(PROBLEM DESCRIPTION): This exercise calls for copying every line below that holds the word "Feet".

(DATA LISTING):
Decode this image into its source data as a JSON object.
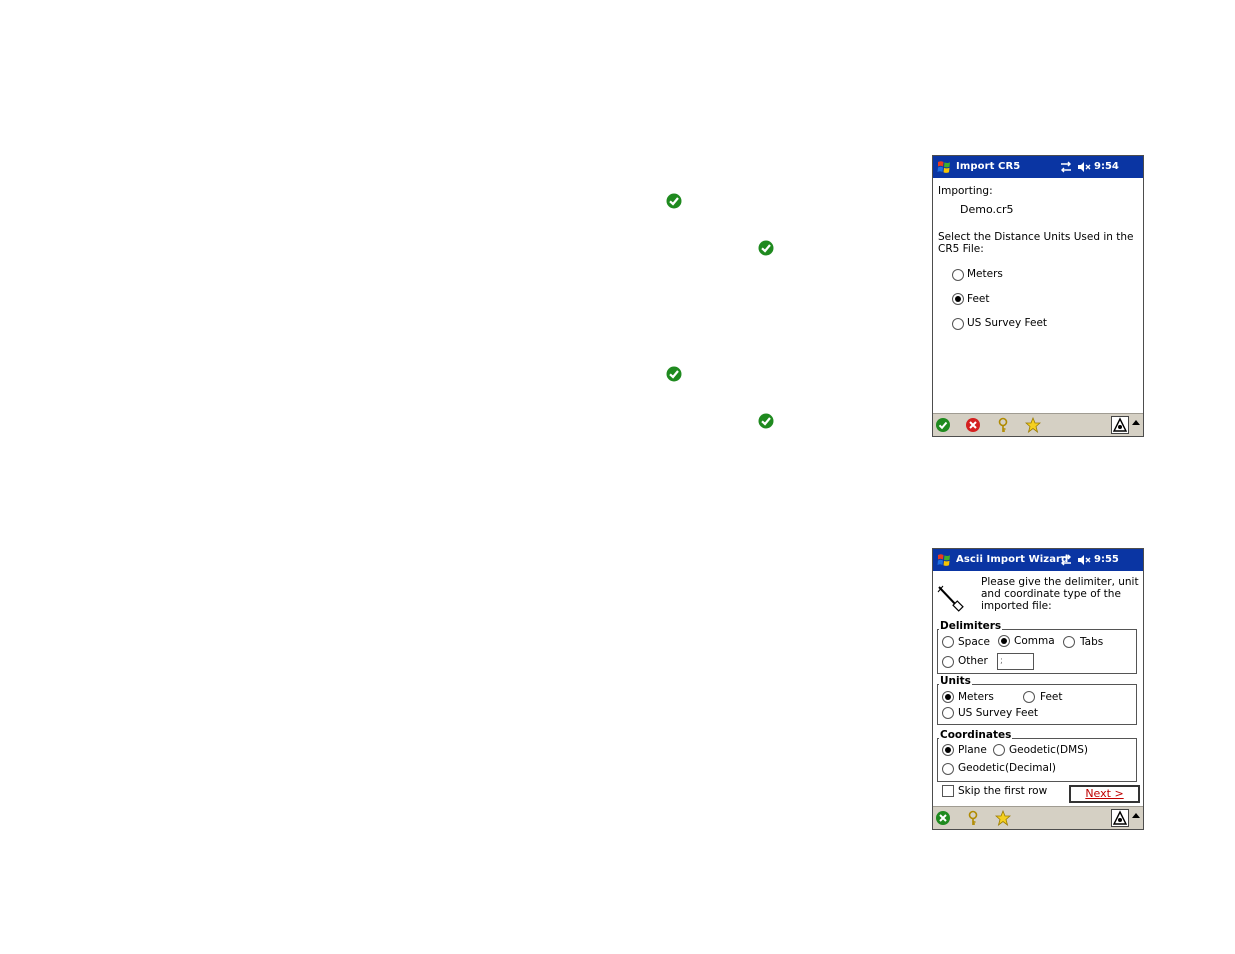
{
  "screen1": {
    "title": "Import CR5",
    "time": "9:54",
    "importing_label": "Importing:",
    "file_name": "Demo.cr5",
    "prompt_line1": "Select the Distance Units Used in the",
    "prompt_line2": "CR5 File:",
    "options": [
      {
        "label": "Meters",
        "selected": false
      },
      {
        "label": "Feet",
        "selected": true
      },
      {
        "label": "US Survey Feet",
        "selected": false
      }
    ]
  },
  "screen2": {
    "title": "Ascii Import Wizard",
    "time": "9:55",
    "prompt_line1": "Please give the delimiter, unit",
    "prompt_line2": "and coordinate type of the",
    "prompt_line3": "imported file:",
    "delimiters": {
      "title": "Delimiters",
      "space": "Space",
      "comma": "Comma",
      "tabs": "Tabs",
      "other": "Other",
      "other_value": ";",
      "selected": "Comma"
    },
    "units": {
      "title": "Units",
      "meters": "Meters",
      "feet": "Feet",
      "us_survey_feet": "US Survey Feet",
      "selected": "Meters"
    },
    "coordinates": {
      "title": "Coordinates",
      "plane": "Plane",
      "geodetic_dms": "Geodetic(DMS)",
      "geodetic_decimal": "Geodetic(Decimal)",
      "selected": "Plane"
    },
    "skip_first_row": "Skip the first row",
    "skip_checked": false,
    "next_label": "Next >"
  },
  "colors": {
    "titlebar": "#0a35a3",
    "toolbar": "#d5d0c4",
    "check_green": "#1f8a1f",
    "cancel_red": "#d42020",
    "next_text": "#c00000"
  },
  "icons": [
    "windows-start-icon",
    "sync-icon",
    "speaker-muted-icon",
    "ok-check-icon",
    "cancel-x-icon",
    "help-key-icon",
    "favorites-star-icon",
    "sip-keyboard-icon",
    "wizard-wand-icon"
  ]
}
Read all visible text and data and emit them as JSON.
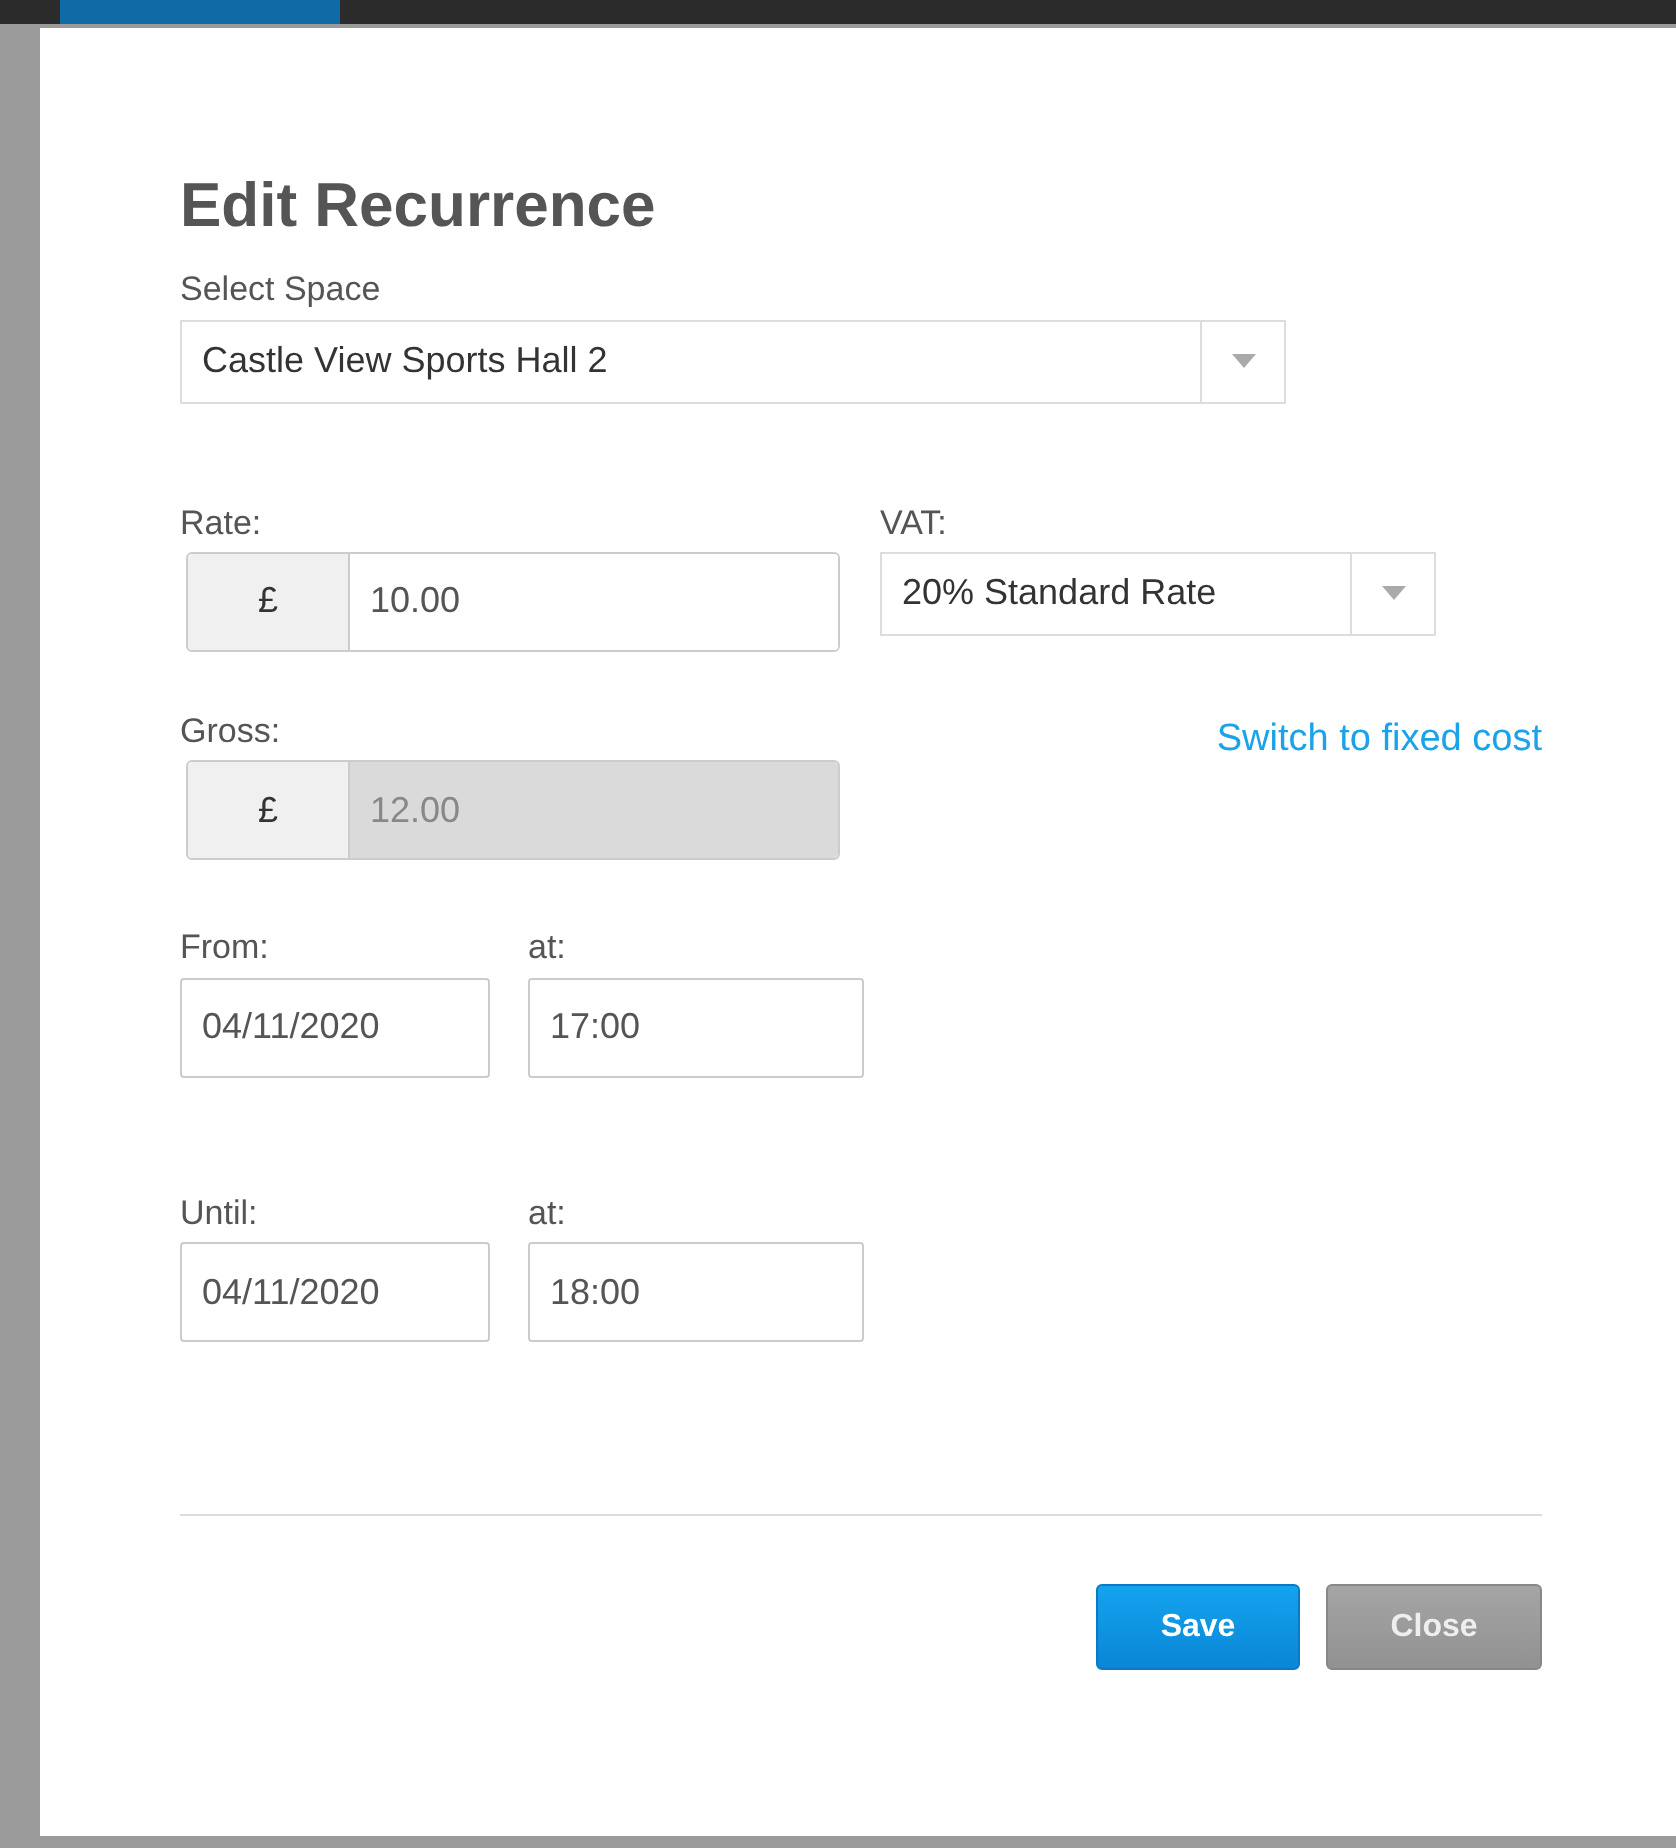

(TASK RESULT):
        "label": "Feet",
        "label": "US Survey Feet",
      "feet": "Feet",
      "us_survey_feet": "US Survey Feet",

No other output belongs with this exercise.